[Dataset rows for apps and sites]

————

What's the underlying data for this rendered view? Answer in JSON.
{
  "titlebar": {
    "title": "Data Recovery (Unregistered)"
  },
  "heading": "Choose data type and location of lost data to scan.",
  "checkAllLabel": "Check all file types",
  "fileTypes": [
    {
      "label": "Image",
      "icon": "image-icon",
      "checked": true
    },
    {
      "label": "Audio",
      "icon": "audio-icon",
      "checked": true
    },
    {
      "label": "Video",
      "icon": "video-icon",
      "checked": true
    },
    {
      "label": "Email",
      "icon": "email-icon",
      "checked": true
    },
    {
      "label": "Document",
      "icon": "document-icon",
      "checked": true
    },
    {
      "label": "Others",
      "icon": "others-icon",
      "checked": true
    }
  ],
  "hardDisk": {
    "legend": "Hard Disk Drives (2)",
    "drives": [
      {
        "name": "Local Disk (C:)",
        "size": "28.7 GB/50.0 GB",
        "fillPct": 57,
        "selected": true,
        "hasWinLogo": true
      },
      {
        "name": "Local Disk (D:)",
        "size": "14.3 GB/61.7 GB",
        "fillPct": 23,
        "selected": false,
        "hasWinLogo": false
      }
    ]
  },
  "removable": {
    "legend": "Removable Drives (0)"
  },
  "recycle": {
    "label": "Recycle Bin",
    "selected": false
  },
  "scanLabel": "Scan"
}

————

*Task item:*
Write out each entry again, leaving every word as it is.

*Exercise answer:*
What's the underlying data for this rendered view? Answer in JSON.
{
  "titlebar": {
    "title": "Data Recovery (Unregistered)"
  },
  "heading": "Choose data type and location of lost data to scan.",
  "checkAllLabel": "Check all file types",
  "fileTypes": [
    {
      "label": "Image",
      "icon": "image-icon",
      "checked": true
    },
    {
      "label": "Audio",
      "icon": "audio-icon",
      "checked": true
    },
    {
      "label": "Video",
      "icon": "video-icon",
      "checked": true
    },
    {
      "label": "Email",
      "icon": "email-icon",
      "checked": true
    },
    {
      "label": "Document",
      "icon": "document-icon",
      "checked": true
    },
    {
      "label": "Others",
      "icon": "others-icon",
      "checked": true
    }
  ],
  "hardDisk": {
    "legend": "Hard Disk Drives (2)",
    "drives": [
      {
        "name": "Local Disk (C:)",
        "size": "28.7 GB/50.0 GB",
        "fillPct": 57,
        "selected": true,
        "hasWinLogo": true
      },
      {
        "name": "Local Disk (D:)",
        "size": "14.3 GB/61.7 GB",
        "fillPct": 23,
        "selected": false,
        "hasWinLogo": false
      }
    ]
  },
  "removable": {
    "legend": "Removable Drives (0)"
  },
  "recycle": {
    "label": "Recycle Bin",
    "selected": false
  },
  "scanLabel": "Scan"
}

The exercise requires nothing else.